Two days after our one year anniversary, I asked Nkem to come over to my place. It was in the evening and the coast was kind of clear of any possible distraction. The house was empty save my little sister who was sleeping in the room. After waiting for over a year, Nkem finally made up her mind to let me have her most priced asset. Her virginity. In the past she would only allow me touch and she me. She would stiffen up whenever I attempted to take our foreplay to the next level. “I’m not ready yet,” she would say when I ask what’s putting her off. We could smooch, cuddle and everything in between but that between. I could explore elsewhere except down there. It was sacred ground no one had ever trod. As a man with active libido I had to find some other way to let out steam especially on cold nights when the hormones get in control. My Blue Seal Vaseline always comes to the rescue. I would lie down on my bed, my lubricated palm firm on my erection, and imagine Nkem were on top of me piloting us to the moon and back.

So I waited, patiently, till she would be ready. Alas the day has come when we shall traverse the Promised Land flowing with milk and honey. The day I cease to be Moses who only could see The Promised Land without stepping foot on it.

I was more than prepared for the action that was about to go down. I bought a pack of Love Sensation which has about three condoms in the pack. Those would surely do. I checked the clock hanging on the wall in the sitting room. It was already past 4pm. Anytime soon my mom would be back from her outing. We had agreed on 2pm and I was very specific about timing. I was already furious. I dialed her number. She didn’t pick. I dial again. No response. Again and again. Still no response. I was livid. She knows how much I hated being stood up and yet it’s today of all days she has decided to get under my skin. At least she could of texted if there was any delay, no she wouldn’t. She’s just fond of getting on my nerves. And she sure has succeeded this time round. The last time I complained about things like this, she wouldn’t have it.

“You like picking on little things a lot and it’s getting annoying.”

“Little things you say?” I was flummoxed. “’To you they might be little things but to me these little things matters a lot.”

“Just accept it, you nag a lot.”

“How dare you say I nag a lot, how dare you?”

“The truth they say is bitter.”

“What truth are you talking about here, maybe you should take another look at the mirror.”

“What do you mean?”

“If I nag, then you’re the cause of it!”

“You like putting the blames on others, you never own up to your faults. Right now I don’t even feel like arguing with you. Goodnight.”

That said she walked out on me. I was taken aback. That she would walk out on me in the middle of an unfinished conversation. Or quarrel.

“Nkem come back here!” I barked.

She was headstrong. She didn’t come back.
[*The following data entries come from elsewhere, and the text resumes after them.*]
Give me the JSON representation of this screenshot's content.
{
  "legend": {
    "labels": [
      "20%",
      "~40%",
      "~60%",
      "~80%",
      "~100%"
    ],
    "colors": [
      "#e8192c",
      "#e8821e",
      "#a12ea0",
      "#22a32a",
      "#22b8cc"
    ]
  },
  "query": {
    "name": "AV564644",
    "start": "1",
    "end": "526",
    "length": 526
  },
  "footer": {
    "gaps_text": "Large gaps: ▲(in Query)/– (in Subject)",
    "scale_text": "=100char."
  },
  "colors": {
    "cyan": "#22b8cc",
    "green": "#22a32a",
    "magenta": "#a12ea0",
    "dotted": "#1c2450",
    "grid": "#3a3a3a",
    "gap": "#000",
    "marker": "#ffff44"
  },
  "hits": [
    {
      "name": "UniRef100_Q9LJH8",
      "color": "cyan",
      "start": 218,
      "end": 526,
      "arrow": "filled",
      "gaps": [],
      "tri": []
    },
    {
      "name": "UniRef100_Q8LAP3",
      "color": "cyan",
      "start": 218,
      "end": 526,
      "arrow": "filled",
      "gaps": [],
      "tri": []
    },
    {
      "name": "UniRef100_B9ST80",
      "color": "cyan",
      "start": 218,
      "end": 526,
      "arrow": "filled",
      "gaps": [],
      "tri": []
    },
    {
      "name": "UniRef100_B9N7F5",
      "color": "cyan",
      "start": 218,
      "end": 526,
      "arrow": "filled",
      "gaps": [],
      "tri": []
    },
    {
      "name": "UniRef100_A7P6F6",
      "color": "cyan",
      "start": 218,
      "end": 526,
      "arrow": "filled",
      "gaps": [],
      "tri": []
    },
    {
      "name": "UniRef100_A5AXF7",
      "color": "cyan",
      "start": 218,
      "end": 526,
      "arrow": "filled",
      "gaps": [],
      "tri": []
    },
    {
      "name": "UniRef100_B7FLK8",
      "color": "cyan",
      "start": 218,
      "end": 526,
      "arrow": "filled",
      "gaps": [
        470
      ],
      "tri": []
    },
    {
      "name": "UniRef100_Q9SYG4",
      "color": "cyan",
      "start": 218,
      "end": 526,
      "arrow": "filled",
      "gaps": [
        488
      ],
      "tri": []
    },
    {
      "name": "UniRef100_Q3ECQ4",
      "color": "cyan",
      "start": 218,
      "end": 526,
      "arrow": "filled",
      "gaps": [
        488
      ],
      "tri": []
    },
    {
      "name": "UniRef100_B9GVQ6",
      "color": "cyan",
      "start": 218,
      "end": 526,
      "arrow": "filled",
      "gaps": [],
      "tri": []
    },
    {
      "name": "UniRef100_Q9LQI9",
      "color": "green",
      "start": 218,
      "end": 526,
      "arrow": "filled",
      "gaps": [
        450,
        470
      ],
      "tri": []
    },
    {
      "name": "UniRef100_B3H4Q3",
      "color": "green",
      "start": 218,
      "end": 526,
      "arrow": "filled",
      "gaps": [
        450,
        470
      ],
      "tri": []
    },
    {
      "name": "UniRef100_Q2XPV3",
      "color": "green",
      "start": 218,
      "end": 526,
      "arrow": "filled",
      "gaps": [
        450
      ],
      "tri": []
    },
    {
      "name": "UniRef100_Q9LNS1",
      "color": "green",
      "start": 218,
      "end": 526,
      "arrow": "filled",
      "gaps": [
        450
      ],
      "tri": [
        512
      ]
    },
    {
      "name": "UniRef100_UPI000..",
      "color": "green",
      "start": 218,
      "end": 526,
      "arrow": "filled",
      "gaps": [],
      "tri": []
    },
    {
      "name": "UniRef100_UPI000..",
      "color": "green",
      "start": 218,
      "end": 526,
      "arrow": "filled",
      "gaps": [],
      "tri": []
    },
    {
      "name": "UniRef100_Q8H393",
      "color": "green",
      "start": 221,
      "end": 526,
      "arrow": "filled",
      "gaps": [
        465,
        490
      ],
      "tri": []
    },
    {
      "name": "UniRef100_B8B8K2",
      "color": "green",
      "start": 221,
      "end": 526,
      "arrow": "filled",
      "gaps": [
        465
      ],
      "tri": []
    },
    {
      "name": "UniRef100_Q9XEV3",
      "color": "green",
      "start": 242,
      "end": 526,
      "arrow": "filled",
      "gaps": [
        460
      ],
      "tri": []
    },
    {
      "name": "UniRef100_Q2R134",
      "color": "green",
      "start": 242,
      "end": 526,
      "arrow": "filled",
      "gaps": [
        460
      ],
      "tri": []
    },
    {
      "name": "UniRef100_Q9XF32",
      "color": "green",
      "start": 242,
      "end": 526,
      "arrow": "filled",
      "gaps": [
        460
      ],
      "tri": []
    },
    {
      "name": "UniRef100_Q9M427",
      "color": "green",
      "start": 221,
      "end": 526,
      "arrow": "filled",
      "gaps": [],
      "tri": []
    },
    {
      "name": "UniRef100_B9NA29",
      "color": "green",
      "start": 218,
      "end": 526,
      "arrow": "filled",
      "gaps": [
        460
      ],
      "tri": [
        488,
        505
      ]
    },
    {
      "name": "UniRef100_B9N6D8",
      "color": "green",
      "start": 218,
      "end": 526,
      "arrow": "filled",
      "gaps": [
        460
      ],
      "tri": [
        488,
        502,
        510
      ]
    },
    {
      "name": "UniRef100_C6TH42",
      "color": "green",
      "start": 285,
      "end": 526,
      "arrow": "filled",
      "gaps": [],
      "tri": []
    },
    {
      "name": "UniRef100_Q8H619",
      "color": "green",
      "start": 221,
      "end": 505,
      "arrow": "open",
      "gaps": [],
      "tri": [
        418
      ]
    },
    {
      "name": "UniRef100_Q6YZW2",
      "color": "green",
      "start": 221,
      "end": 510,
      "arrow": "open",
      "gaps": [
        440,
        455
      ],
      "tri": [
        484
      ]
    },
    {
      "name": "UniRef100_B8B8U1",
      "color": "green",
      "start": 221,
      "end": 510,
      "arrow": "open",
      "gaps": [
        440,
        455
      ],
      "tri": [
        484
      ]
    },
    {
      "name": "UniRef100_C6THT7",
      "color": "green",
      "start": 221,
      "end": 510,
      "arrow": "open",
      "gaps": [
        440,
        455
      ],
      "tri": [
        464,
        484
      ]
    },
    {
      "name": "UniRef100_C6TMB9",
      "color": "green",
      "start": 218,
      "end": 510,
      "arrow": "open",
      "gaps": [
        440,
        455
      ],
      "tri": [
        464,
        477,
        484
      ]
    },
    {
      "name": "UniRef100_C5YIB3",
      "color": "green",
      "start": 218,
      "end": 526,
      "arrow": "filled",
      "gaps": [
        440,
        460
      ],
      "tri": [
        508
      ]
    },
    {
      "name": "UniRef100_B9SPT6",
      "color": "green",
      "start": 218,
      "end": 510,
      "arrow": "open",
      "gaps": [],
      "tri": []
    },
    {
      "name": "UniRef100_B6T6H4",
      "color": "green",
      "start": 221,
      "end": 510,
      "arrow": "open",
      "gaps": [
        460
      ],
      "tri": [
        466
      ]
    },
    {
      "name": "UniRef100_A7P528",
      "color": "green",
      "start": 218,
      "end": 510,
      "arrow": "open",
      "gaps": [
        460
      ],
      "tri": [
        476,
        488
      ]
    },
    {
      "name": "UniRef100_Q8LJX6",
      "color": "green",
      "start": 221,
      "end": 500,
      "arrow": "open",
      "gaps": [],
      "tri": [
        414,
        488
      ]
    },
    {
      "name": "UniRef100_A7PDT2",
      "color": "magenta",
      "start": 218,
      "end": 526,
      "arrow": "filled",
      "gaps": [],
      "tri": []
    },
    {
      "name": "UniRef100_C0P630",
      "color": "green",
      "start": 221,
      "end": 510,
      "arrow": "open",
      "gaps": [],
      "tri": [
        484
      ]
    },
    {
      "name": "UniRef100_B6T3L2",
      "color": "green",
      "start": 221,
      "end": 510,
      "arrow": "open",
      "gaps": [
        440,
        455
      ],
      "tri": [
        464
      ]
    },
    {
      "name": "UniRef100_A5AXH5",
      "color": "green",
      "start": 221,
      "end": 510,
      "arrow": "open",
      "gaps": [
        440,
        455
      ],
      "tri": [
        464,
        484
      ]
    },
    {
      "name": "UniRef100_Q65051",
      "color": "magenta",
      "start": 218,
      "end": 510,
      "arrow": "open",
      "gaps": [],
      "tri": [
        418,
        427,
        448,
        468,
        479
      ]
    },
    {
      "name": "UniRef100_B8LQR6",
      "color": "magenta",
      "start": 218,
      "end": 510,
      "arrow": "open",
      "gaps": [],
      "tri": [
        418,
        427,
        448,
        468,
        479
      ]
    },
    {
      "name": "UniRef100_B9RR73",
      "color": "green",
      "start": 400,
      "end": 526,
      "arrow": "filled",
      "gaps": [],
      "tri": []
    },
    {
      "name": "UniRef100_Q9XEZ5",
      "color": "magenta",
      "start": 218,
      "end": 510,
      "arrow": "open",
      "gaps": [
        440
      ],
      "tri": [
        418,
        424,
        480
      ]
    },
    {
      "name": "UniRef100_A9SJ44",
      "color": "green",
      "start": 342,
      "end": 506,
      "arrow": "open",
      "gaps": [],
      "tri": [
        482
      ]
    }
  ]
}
When I got home that night I sent a caustic breakup text. In the text I remembered calling her ‘beautiful for nothing’. I was very sure that would get to her even if the breakup didn’t. Even after sending her the text she neither called nor texted back. That fuelled my anger the more. It means she wasn’t affected at all or probably she was only pretending not to be. Well maybe she’s good at pretending but not me. I was affected the most from the breakup I had instigated. Few days down I couldn’t hang on anymore. I went back to her, cap in hand. And she was there just as I had left her. Waiting for me to come to my senses and back to her.

Maybe it’s because she knows I couldn’t literally do without her that’s why she takes me for granted every now and then. Well I’m going to prove her wrong this time round. I’ll show her no one is indispensable, including her.

Photo credit: http://hd.wallpaperswide.com

If you missed the first part, click on the link below.

Part 1: Lost Diamond